** Opening Material shown block **

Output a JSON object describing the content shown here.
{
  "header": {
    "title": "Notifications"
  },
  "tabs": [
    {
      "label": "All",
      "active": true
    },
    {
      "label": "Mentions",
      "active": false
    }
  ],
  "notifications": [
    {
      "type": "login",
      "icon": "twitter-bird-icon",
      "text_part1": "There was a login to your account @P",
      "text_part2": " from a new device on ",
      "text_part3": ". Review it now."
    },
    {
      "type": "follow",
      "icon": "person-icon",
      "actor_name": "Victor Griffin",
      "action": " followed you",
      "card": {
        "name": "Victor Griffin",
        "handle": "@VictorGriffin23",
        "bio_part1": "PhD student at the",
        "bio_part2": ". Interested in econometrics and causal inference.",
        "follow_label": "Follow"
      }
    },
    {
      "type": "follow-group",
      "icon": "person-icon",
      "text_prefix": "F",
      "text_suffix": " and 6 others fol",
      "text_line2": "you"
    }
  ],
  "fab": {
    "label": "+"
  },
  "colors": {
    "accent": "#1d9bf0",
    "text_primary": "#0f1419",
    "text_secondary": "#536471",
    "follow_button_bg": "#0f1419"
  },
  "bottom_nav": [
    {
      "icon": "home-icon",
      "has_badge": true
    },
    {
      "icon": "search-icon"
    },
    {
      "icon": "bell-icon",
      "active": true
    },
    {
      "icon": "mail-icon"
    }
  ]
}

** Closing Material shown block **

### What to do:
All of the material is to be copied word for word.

### Answer to this exercise:
Output a JSON object describing the content shown here.
{
  "header": {
    "title": "Notifications"
  },
  "tabs": [
    {
      "label": "All",
      "active": true
    },
    {
      "label": "Mentions",
      "active": false
    }
  ],
  "notifications": [
    {
      "type": "login",
      "icon": "twitter-bird-icon",
      "text_part1": "There was a login to your account @P",
      "text_part2": " from a new device on ",
      "text_part3": ". Review it now."
    },
    {
      "type": "follow",
      "icon": "person-icon",
      "actor_name": "Victor Griffin",
      "action": " followed you",
      "card": {
        "name": "Victor Griffin",
        "handle": "@VictorGriffin23",
        "bio_part1": "PhD student at the",
        "bio_part2": ". Interested in econometrics and causal inference.",
        "follow_label": "Follow"
      }
    },
    {
      "type": "follow-group",
      "icon": "person-icon",
      "text_prefix": "F",
      "text_suffix": " and 6 others fol",
      "text_line2": "you"
    }
  ],
  "fab": {
    "label": "+"
  },
  "colors": {
    "accent": "#1d9bf0",
    "text_primary": "#0f1419",
    "text_secondary": "#536471",
    "follow_button_bg": "#0f1419"
  },
  "bottom_nav": [
    {
      "icon": "home-icon",
      "has_badge": true
    },
    {
      "icon": "search-icon"
    },
    {
      "icon": "bell-icon",
      "active": true
    },
    {
      "icon": "mail-icon"
    }
  ]
}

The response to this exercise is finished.